DATA FOR THIS EXERCISE section start

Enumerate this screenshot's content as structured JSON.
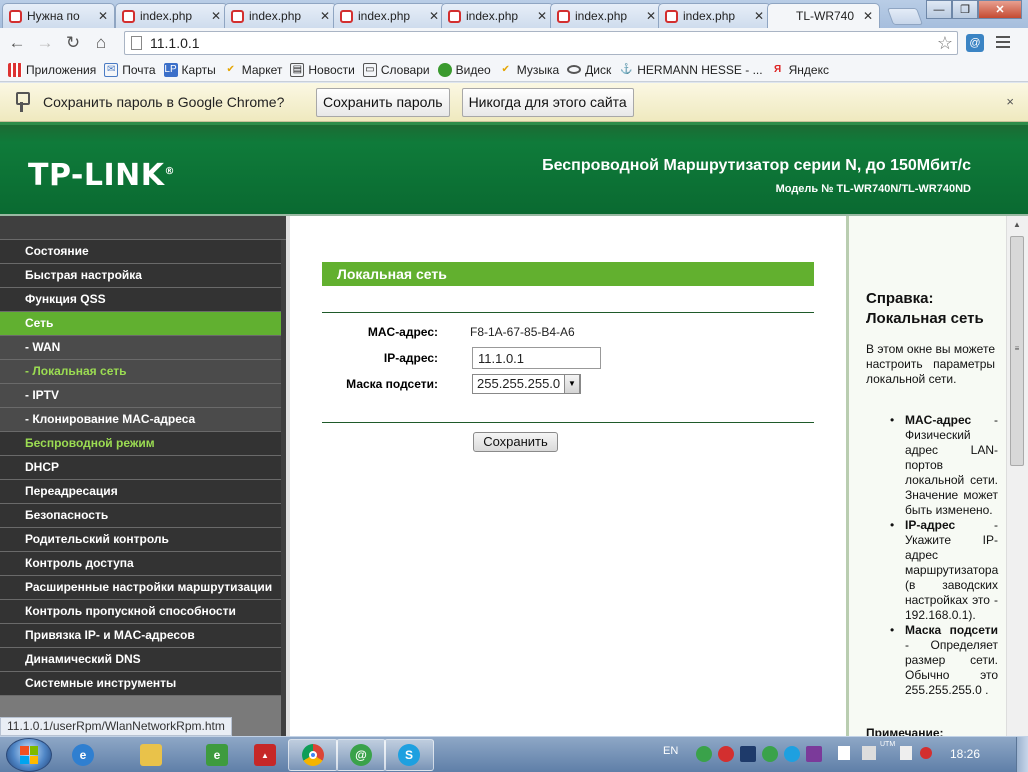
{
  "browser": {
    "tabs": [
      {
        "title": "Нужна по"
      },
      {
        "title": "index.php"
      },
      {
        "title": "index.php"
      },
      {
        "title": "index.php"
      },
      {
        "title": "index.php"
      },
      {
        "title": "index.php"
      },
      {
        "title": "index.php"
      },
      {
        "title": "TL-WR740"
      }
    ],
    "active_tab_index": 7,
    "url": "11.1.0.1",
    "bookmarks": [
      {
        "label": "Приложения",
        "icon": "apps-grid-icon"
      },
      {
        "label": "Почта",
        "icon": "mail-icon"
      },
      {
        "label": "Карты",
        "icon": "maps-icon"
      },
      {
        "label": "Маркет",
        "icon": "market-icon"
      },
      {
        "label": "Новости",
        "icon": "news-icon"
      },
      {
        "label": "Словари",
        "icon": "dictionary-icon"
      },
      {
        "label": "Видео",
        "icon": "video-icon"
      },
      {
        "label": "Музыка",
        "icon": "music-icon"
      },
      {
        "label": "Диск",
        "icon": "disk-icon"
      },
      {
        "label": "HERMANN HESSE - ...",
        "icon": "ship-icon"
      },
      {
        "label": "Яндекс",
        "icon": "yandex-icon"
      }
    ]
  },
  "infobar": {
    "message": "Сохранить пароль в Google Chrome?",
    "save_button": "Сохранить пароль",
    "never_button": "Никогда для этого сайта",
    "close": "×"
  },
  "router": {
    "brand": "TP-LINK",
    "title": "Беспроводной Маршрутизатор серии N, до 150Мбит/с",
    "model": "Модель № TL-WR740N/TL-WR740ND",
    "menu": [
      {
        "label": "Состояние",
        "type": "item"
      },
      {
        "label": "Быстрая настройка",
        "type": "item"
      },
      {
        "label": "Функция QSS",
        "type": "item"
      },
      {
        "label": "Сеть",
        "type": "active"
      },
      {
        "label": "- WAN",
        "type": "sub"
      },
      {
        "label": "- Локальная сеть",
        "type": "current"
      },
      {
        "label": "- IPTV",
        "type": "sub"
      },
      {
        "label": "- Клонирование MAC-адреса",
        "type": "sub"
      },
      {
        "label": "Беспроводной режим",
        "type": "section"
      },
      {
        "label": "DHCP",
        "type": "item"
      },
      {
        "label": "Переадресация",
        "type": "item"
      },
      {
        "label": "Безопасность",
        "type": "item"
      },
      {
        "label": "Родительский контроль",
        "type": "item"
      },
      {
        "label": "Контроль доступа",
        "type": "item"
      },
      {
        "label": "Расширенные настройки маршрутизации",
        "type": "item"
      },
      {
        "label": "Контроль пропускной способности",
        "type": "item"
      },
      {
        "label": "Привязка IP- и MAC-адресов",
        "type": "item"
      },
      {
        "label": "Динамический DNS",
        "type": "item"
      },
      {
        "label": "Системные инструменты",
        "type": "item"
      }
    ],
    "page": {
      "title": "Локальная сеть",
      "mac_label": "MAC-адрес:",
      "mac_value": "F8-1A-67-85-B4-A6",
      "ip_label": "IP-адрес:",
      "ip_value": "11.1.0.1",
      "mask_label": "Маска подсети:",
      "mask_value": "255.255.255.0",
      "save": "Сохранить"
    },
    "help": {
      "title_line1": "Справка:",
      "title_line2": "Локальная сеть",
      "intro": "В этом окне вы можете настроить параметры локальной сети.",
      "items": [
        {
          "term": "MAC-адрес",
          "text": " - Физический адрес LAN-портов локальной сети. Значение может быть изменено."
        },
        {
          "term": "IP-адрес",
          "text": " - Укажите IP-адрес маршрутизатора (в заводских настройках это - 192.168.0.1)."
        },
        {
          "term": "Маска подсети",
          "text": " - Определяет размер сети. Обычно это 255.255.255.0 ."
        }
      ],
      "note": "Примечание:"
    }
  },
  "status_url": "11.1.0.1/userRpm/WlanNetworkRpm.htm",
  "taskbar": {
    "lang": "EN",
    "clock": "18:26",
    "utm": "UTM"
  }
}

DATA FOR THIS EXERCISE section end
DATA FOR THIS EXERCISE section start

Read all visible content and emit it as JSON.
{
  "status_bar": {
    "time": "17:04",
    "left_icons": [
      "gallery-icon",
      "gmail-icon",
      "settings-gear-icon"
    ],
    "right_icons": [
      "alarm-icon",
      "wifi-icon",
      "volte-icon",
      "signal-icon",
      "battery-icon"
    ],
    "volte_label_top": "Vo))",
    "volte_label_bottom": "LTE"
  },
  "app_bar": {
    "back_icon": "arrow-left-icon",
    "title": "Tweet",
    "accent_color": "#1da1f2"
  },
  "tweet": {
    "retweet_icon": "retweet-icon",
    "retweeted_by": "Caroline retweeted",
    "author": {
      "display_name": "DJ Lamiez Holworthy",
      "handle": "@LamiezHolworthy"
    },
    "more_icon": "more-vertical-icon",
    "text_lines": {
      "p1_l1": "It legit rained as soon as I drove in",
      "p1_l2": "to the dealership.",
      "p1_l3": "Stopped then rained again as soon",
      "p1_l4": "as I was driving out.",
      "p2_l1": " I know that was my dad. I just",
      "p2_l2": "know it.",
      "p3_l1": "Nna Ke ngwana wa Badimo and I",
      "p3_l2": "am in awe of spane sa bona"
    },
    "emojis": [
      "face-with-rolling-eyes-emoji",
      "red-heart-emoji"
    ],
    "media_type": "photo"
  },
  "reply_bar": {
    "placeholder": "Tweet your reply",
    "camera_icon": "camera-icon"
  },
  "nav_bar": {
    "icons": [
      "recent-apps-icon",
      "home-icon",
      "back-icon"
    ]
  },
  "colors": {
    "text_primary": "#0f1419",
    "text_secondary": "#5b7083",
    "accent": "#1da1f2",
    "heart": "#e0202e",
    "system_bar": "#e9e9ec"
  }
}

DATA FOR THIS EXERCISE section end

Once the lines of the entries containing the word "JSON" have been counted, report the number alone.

2